We remember British author Hilary Mantel who died Sept. 22. Mantel was best known for her trilogy of novels about Thomas Cromwell, the political fixer for Henry VIII. In 2012 she spoke with Terry Gross about her love of history. "Instead of thinking there was a wall between the living and the dead, I thought there was a very thin veil. It was almost as if they'd just gone into the next room."
Also, we'll talk with Edward Enninful, editor-in-chief of British Vogue, about bringing diversity into the fashion industry. As a child, Enninful emigrated from Ghana to England. Early in his career, he was told Black women don't sell magazines. He proved that was false.
Maureen Corrigan reviews Less is Lost, the follow up to Andrew Sean Greer's Pulitzer Prize-winning satirical novel Less.
The Dangerous Early Days Of The Space Race
Historian Jeff Shesol recalls the early days of the U.S. space program, when rockets often blew up in test launchings, and no one was sure John Glenn would make it through America's first orbital flight alive. In his book Mercury Rising, he describes how Soviet success in space forced a reluctant President Kennedy to embrace the program.
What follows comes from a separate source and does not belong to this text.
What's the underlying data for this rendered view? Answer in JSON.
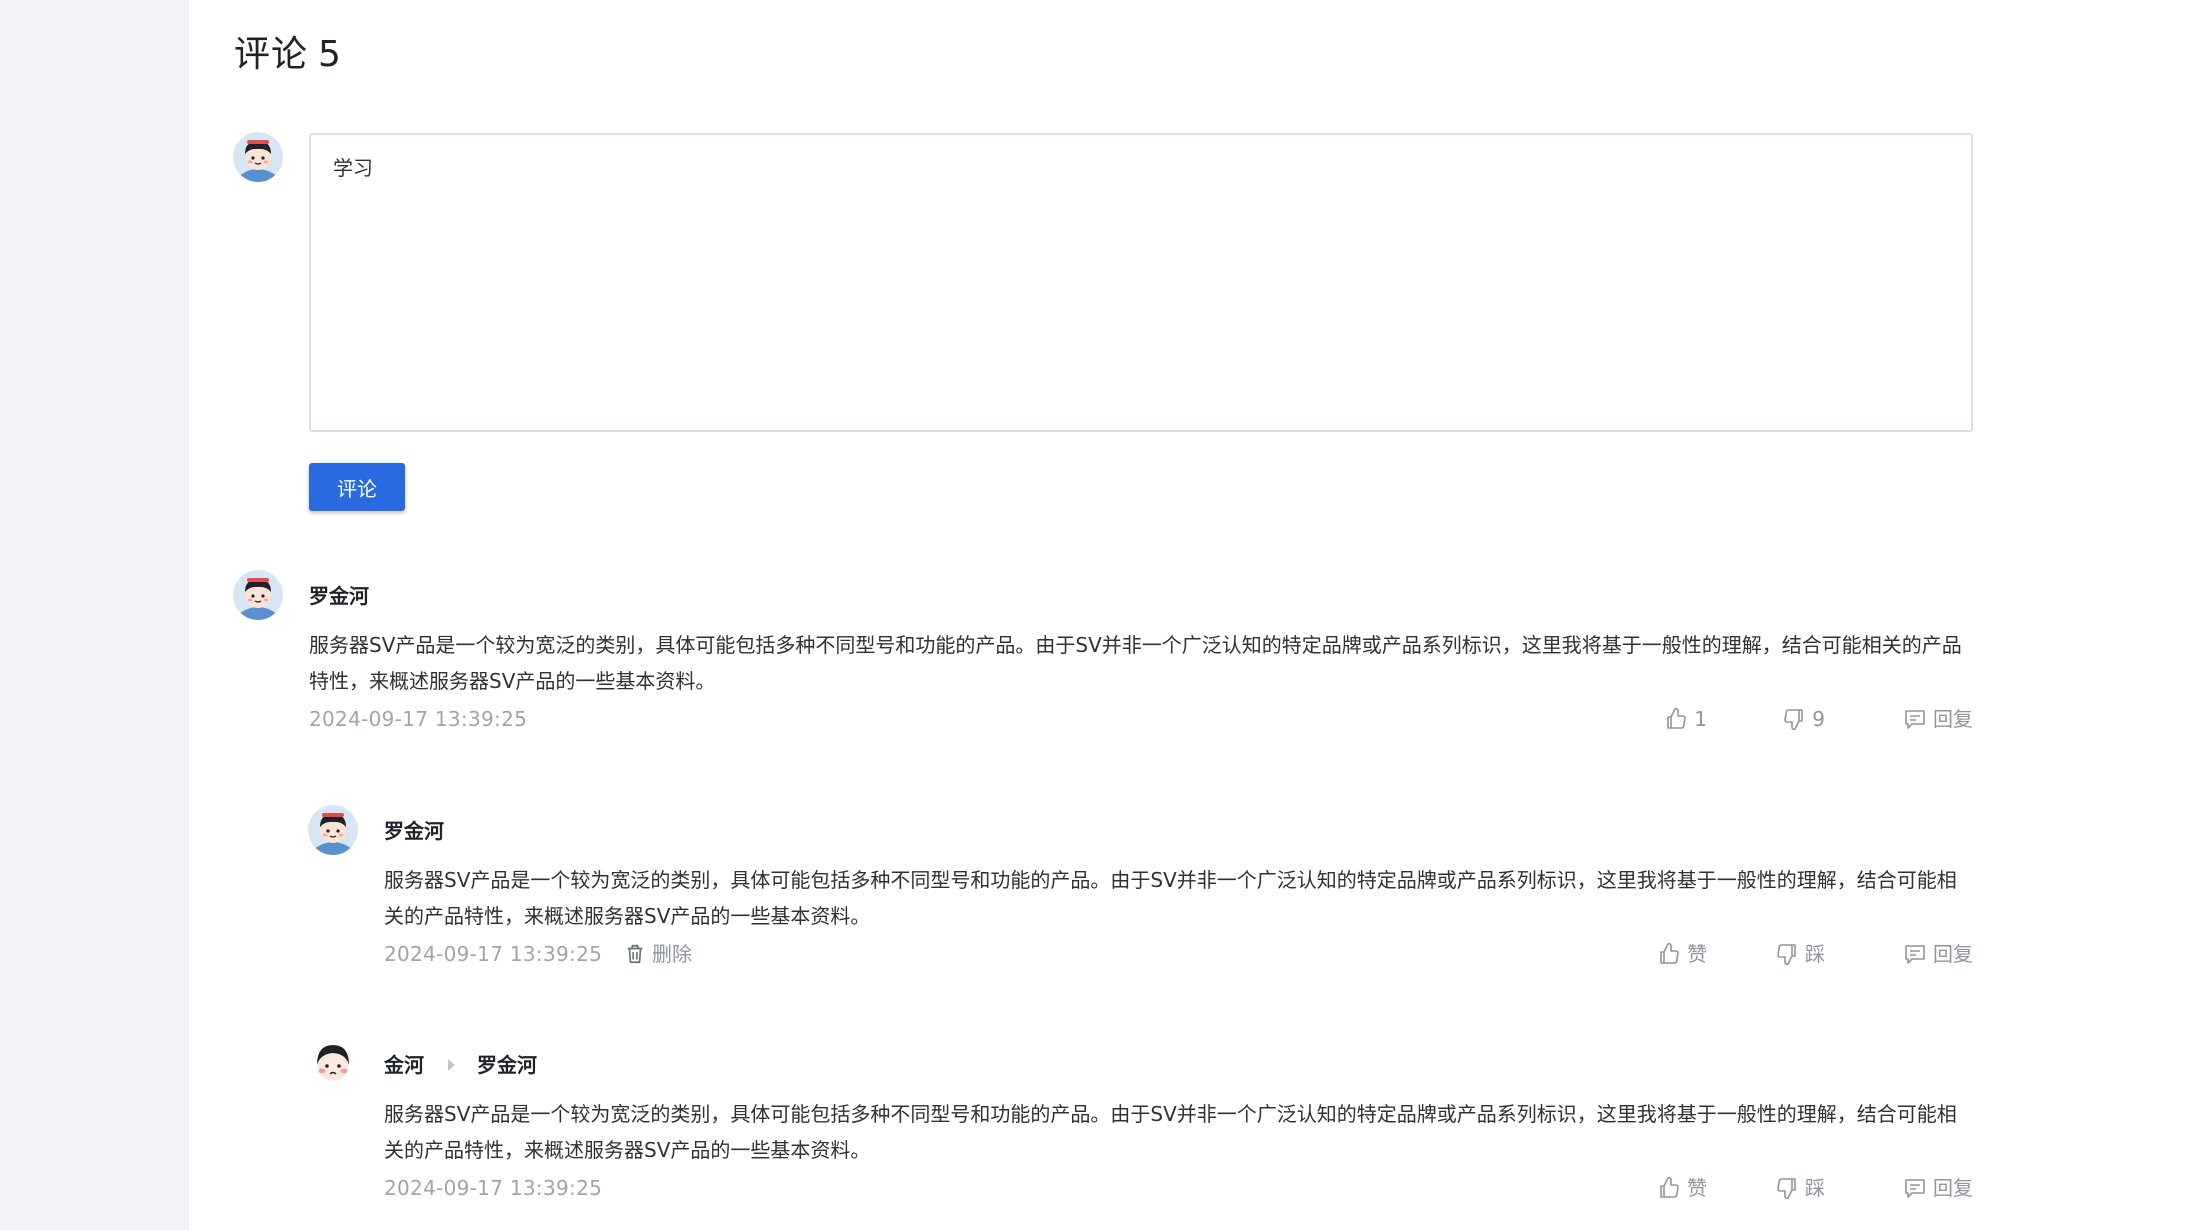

And film critic Justin Chang reviews Bros, the new gay rom-com starring Billy Eichner.
The Water Crisis In The American West
40 million people rely on water from the Colorado River, but overuse and global warming have combined to create a water emergency. Tough choices must be made soon, or farms and cities will face critical shortages. We talk with ProPublica investigative reporter Abrahm Lustgarten.
Jazz critic Kevin Whitehead reviews a recording by pianist Mal Waldron.
Remembering 'Wolf Hall' Novelist Hilary Mantel
The British writer, who died Sept. 22, wrote a trilogy of critically acclaimed historical novels on the life of Thomas Cromwell, one of Henry VIII's most trusted advisors. Mantel was the first woman to win the Man Booker Prize twice. She spoke with Terry Gross in 2012.
Also, Ken Tucker reviews a new collection of unreleased demos by Lou Reed recorded when he was a fledgling singer songwriter, before he led the Velvet Underground.
Uncovering Racial Violence During Jim Crow
In her new book, By Hands Now Known, civil rights lawyer and professor Margaret Burnham reports on little-known cases of racial violence in the Jim Crow era, including crimes that went unreported and murderers who were never punished. Over 15 years, the project's researchers have chronicled roughly 1,000 murders.
David Bianculli reviews 11 Minutes, a documentary about the 2017 mass shooting in Las Vegas.
I can’t tell you how many times over the years, Teri’s guest has said something like “That’s a great question. No-one has asked me that before”!
Great show, but poorly edited as podcast
I was very excited to have access to Fresh Air as a podcast since I'm usually working when the show airs. The interviews are great, but the editing has been disappointing. Segment changes are choppy and episodes often end mid-sentence. The Ken Burns segment of March 15 was a particular disappointment, ending less than 10 minutes into the episode. I love the show! I just hope the editing improves.
Terry Gross is one of the best interviewers to ever live. Broad range of guests and topics.